Offenders research and work on their papers inside the Southwestern Baptist Theological computer lab located in the Darrington Unit of the Texas Department of Criminal Justice men's prison in Rosharon, Texas August 12, 2014. The Southwestern Baptist Theological Seminary, a private college based in Fort Worth, Texas, began its bachelor of science in biblical studies program at Darrington, south of Houston, about three years ago. To be accepted, an offender has to be at least 10 years from the possibility of parole, have a good behavior record and the appropriate academic credentials to enroll in a college course. The program, which is largely paid for by charitable contributions from the Heart of Texas Foundation, has more than 150 prisoners enrolled and plans to send its graduates as field ministers to other units who want the bible college alumni for peer counseling and spiritual guidance. The first degrees are expected to be conferred next year. Picture taken August 12, 2014. To match Feature USA-TEXAS/PRISON     REUTERS/Adrees Latif (UNITED STATES - Tags: CRIME LAW EDUCATION SOCIETY RELIGION)

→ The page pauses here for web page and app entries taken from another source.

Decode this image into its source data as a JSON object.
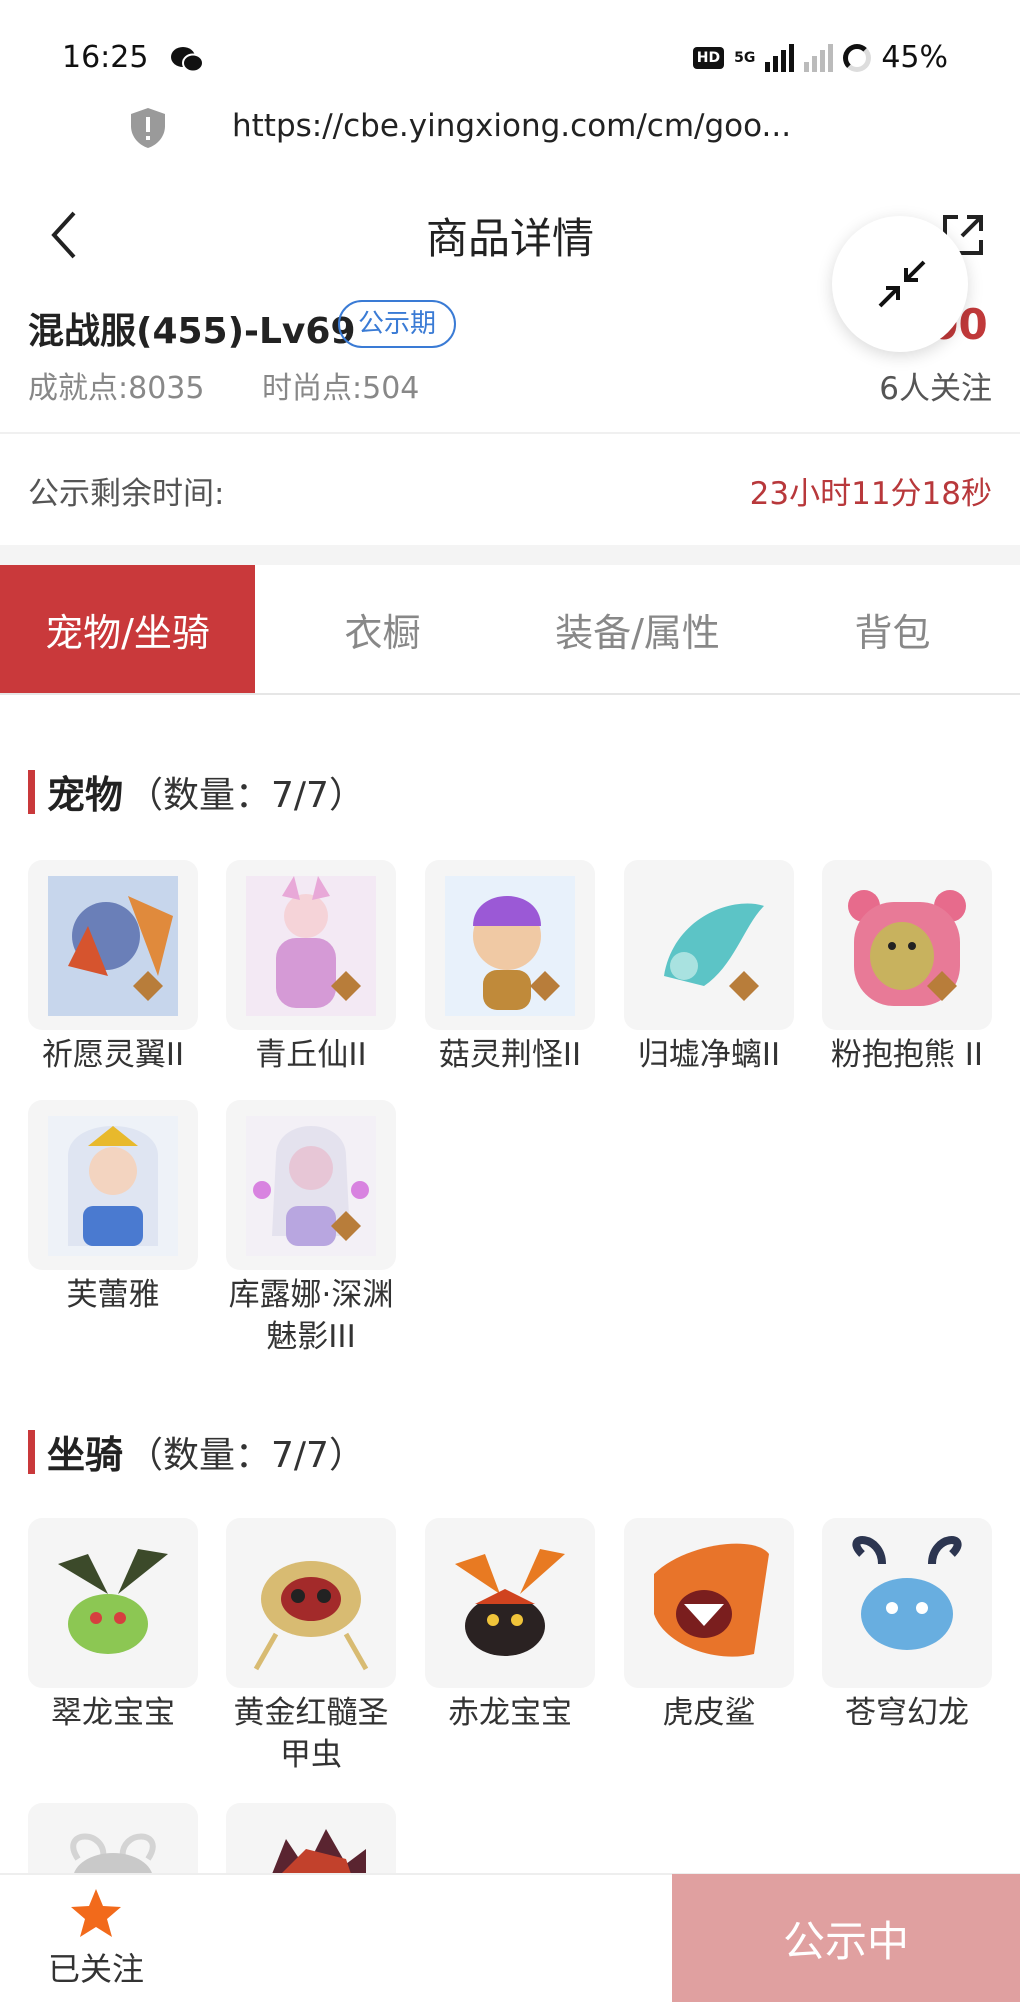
{
  "status_bar": {
    "time": "16:25",
    "network": "5G",
    "battery": "45%"
  },
  "url_bar": {
    "url": "https://cbe.yingxiong.com/cm/goo..."
  },
  "header": {
    "title": "商品详情"
  },
  "item": {
    "title": "混战服(455)-Lv69",
    "badge": "公示期",
    "price": "200",
    "achievements": "成就点:8035",
    "fashion": "时尚点:504",
    "follow_count": "6人关注"
  },
  "countdown": {
    "label": "公示剩余时间:",
    "value": "23小时11分18秒"
  },
  "tabs": [
    "宠物/坐骑",
    "衣橱",
    "装备/属性",
    "背包"
  ],
  "pets": {
    "title": "宠物",
    "count": "（数量：7/7）",
    "items": [
      "祈愿灵翼II",
      "青丘仙II",
      "菇灵荆怪II",
      "归墟净螭II",
      "粉抱抱熊 II",
      "芙蕾雅",
      "库露娜·深渊魅影III"
    ]
  },
  "mounts": {
    "title": "坐骑",
    "count": "（数量：7/7）",
    "items": [
      "翠龙宝宝",
      "黄金红髓圣甲虫",
      "赤龙宝宝",
      "虎皮鲨",
      "苍穹幻龙",
      "",
      ""
    ]
  },
  "bottom_bar": {
    "followed_label": "已关注",
    "cta": "公示中"
  },
  "colors": {
    "accent": "#c9393b",
    "cta_bg": "#e0a0a0",
    "badge": "#3a7bd5",
    "star": "#f26a1b"
  }
}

Authors: Annelies Goger, David J. Harding, Howard Henderson

Over 640,000 people return to their communities from prison each year, but more than half of the formerly incarcerated do not find stable employment in their first year of return, and three-quarters are rearrested within three years. In Chapter 7, our experts offer a range of policies to improve reentry outcomes and increase racial equity in the criminal justice system.

Read Chapter 7



Baltimore police

Authors: Rashawn Ray, Brent Orrell

As we prepare to exit pandemic conditions, it is a crucial time to address criminal justice reform in America. In the Conclusion to “A better path forward for criminal justice,” our experts recommend a strategic pause to gather data that will help us understand why criminal activity has gone up in recent months and inform both immediate responses as well as longer-term initiatives.

Read the conclusion

  • Acknowledgements and disclosures

    The editors would like to thank Samantha Elizondo for her work on the project, particularly with chapter summaries and editing of the report.

    Support for this publication was generously provided by the Ewing Marion Kauffman Foundation. The views expressed in this report are those of its authors and do not represent the views of the Foundation, their officers, or employees.

    The Brookings Institution is a nonprofit organization devoted to independent research and policy solutions. Its mission is to conduct high-quality, independent research and, based on that research, to provide innovative, practical recommendations for policymakers and the public. The conclusion and recommendations of any Brookings publication are solely those of its authors, and do not reflect the views of the Institution, its management, or its other scholars.

    The American Enterprise Institute for Public Policy Research is a nonpartisan, nonprofit 501(c)(3) educational organization. The views expressed in this report are those of the authors. AEI does not take institutional positions on any issues.